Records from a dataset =
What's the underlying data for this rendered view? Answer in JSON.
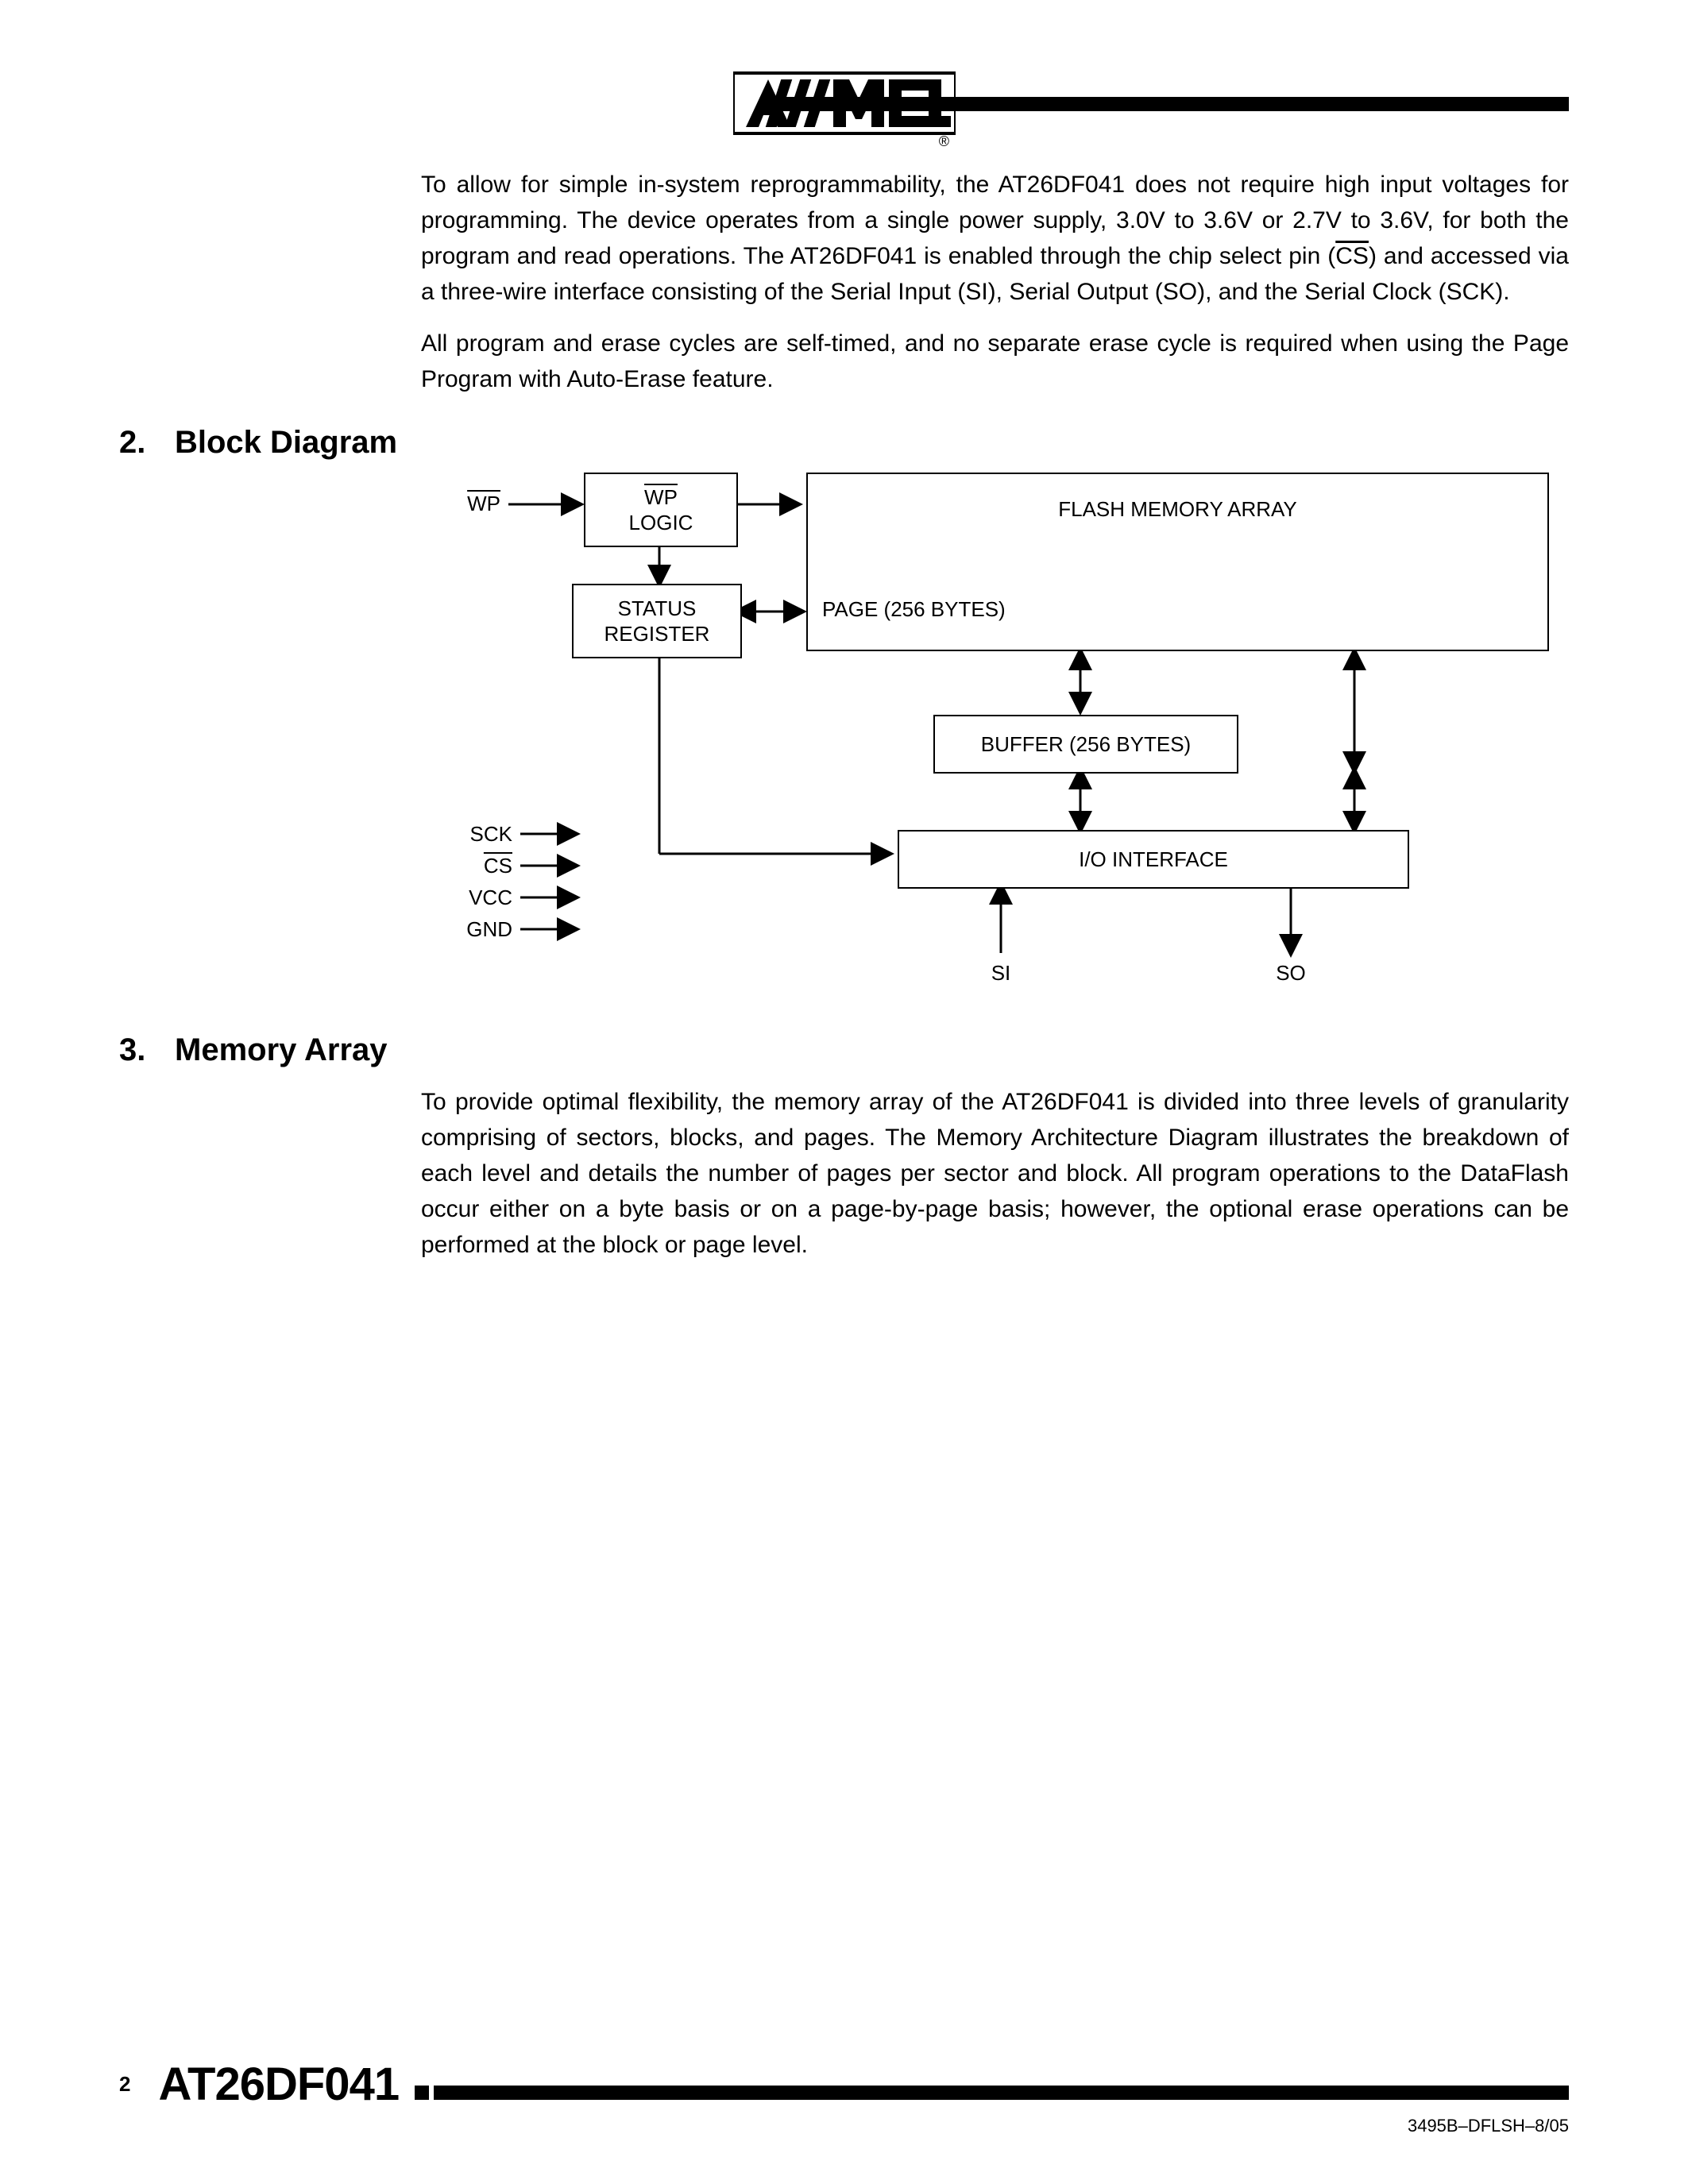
{
  "header": {
    "logo_text": "ATMEL",
    "registered_mark": "®"
  },
  "intro": {
    "p1": "To allow for simple in-system reprogrammability, the AT26DF041 does not require high input voltages for programming. The device operates from a single power supply, 3.0V to 3.6V or 2.7V to 3.6V, for both the program and read operations. The AT26DF041 is enabled through the chip select pin (CS) and accessed via a three-wire interface consisting of the Serial Input (SI), Serial Output (SO), and the Serial Clock (SCK).",
    "p2": "All program and erase cycles are self-timed, and no separate erase cycle is required when using the Page Program with Auto-Erase feature."
  },
  "sections": {
    "s2": {
      "num": "2.",
      "title": "Block Diagram"
    },
    "s3": {
      "num": "3.",
      "title": "Memory Array"
    }
  },
  "diagram": {
    "wp_pin": "WP",
    "wp_logic_top": "WP",
    "wp_logic_bot": "LOGIC",
    "status_top": "STATUS",
    "status_bot": "REGISTER",
    "flash": "FLASH MEMORY ARRAY",
    "page": "PAGE (256 BYTES)",
    "buffer": "BUFFER (256 BYTES)",
    "io": "I/O INTERFACE",
    "sck": "SCK",
    "cs": "CS",
    "vcc": "VCC",
    "gnd": "GND",
    "si": "SI",
    "so": "SO"
  },
  "memory_array_p": "To provide optimal flexibility, the memory array of the AT26DF041 is divided into three levels of granularity comprising of sectors, blocks, and pages. The Memory Architecture Diagram illustrates the breakdown of each level and details the number of pages per sector and block. All program operations to the DataFlash occur either on a byte basis or on a page-by-page basis; however, the optional erase operations can be performed at the block or page level.",
  "footer": {
    "page_number": "2",
    "title": "AT26DF041",
    "docid": "3495B–DFLSH–8/05"
  }
}
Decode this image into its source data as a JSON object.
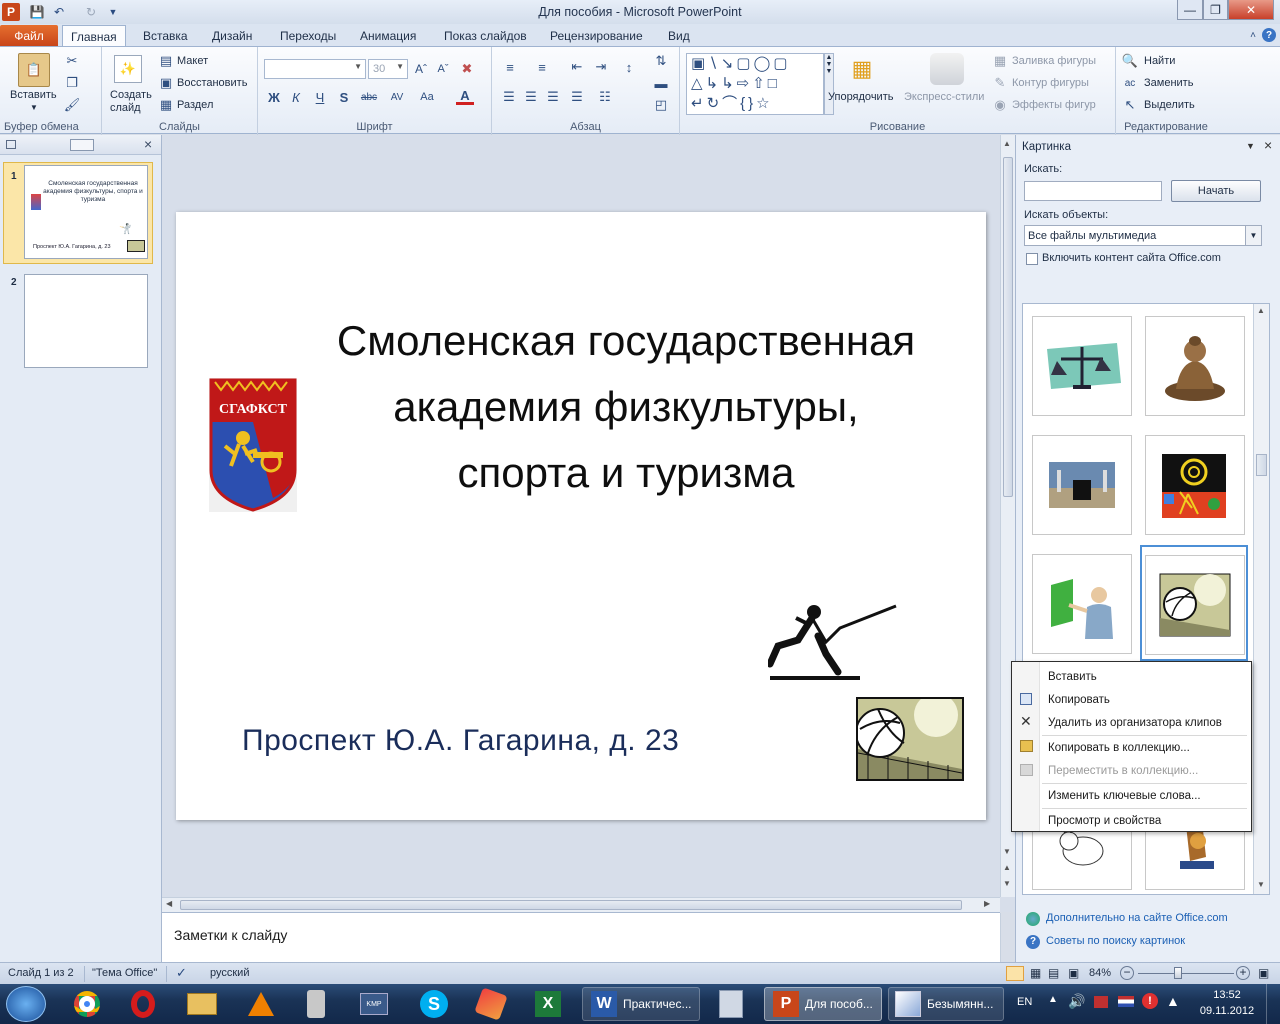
{
  "window": {
    "title": "Для пособия - Microsoft PowerPoint"
  },
  "tabs": {
    "file": "Файл",
    "items": [
      "Главная",
      "Вставка",
      "Дизайн",
      "Переходы",
      "Анимация",
      "Показ слайдов",
      "Рецензирование",
      "Вид"
    ],
    "active": "Главная"
  },
  "ribbon": {
    "clipboard": {
      "label": "Буфер обмена",
      "paste": "Вставить"
    },
    "slides": {
      "label": "Слайды",
      "new_slide": "Создать слайд",
      "layout": "Макет",
      "reset": "Восстановить",
      "section": "Раздел"
    },
    "font": {
      "label": "Шрифт",
      "size": "30"
    },
    "paragraph": {
      "label": "Абзац"
    },
    "drawing": {
      "label": "Рисование",
      "arrange": "Упорядочить",
      "quick_styles": "Экспресс-стили",
      "fill": "Заливка фигуры",
      "outline": "Контур фигуры",
      "effects": "Эффекты фигур"
    },
    "editing": {
      "label": "Редактирование",
      "find": "Найти",
      "replace": "Заменить",
      "select": "Выделить"
    }
  },
  "slides_panel": {
    "slide1_number": "1",
    "slide2_number": "2",
    "thumb_title": "Смоленская государственная академия физкультуры, спорта и туризма",
    "thumb_address": "Проспект Ю.А. Гагарина, д. 23"
  },
  "slide": {
    "title_line1": "Смоленская государственная",
    "title_line2": "академия физкультуры,",
    "title_line3": "спорта и туризма",
    "emblem_text": "СГАФКСТ",
    "address": "Проспект Ю.А. Гагарина, д. 23"
  },
  "notes": {
    "placeholder": "Заметки к слайду"
  },
  "clipart_pane": {
    "title": "Картинка",
    "search_label": "Искать:",
    "search_value": "",
    "go_button": "Начать",
    "results_label": "Искать объекты:",
    "results_value": "Все файлы мультимедиа",
    "include_online": "Включить контент сайта Office.com",
    "more_link": "Дополнительно на сайте Office.com",
    "tips_link": "Советы по поиску картинок"
  },
  "context_menu": {
    "items": [
      {
        "label": "Вставить",
        "enabled": true
      },
      {
        "label": "Копировать",
        "enabled": true
      },
      {
        "label": "Удалить из организатора клипов",
        "enabled": true
      },
      {
        "label": "Копировать в коллекцию...",
        "enabled": true
      },
      {
        "label": "Переместить в коллекцию...",
        "enabled": false
      },
      {
        "label": "Изменить ключевые слова...",
        "enabled": true
      },
      {
        "label": "Просмотр и свойства",
        "enabled": true
      }
    ]
  },
  "status": {
    "slide_info": "Слайд 1 из 2",
    "theme": "\"Тема Office\"",
    "language": "русский",
    "zoom": "84%"
  },
  "taskbar": {
    "items": [
      "Практичес...",
      "Для пособ...",
      "Безымянн..."
    ],
    "lang": "EN",
    "time": "13:52",
    "date": "09.11.2012"
  },
  "colors": {
    "accent": "#c8461a",
    "ribbon": "#dbe4f1",
    "selection": "#4c8fd6"
  }
}
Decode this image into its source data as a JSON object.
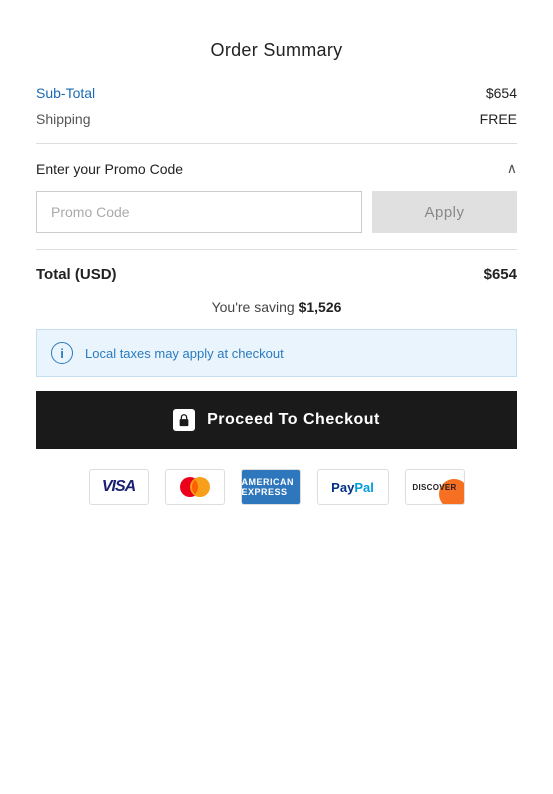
{
  "page": {
    "title": "Order Summary",
    "subtotal": {
      "label": "Sub-Total",
      "value": "$654"
    },
    "shipping": {
      "label": "Shipping",
      "value": "FREE"
    },
    "promo": {
      "label": "Enter your Promo Code",
      "placeholder": "Promo Code",
      "apply_label": "Apply"
    },
    "total": {
      "label": "Total (USD)",
      "value": "$654"
    },
    "saving": {
      "prefix": "You're saving ",
      "amount": "$1,526"
    },
    "info": {
      "text": "Local taxes may apply at checkout"
    },
    "checkout": {
      "label": "Proceed To Checkout"
    },
    "payment_icons": [
      "visa",
      "mastercard",
      "amex",
      "paypal",
      "discover"
    ]
  }
}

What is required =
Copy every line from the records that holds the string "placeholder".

Output for this task =
    "placeholder": "Заметки к слайду"
      "placeholder": "Promo Code",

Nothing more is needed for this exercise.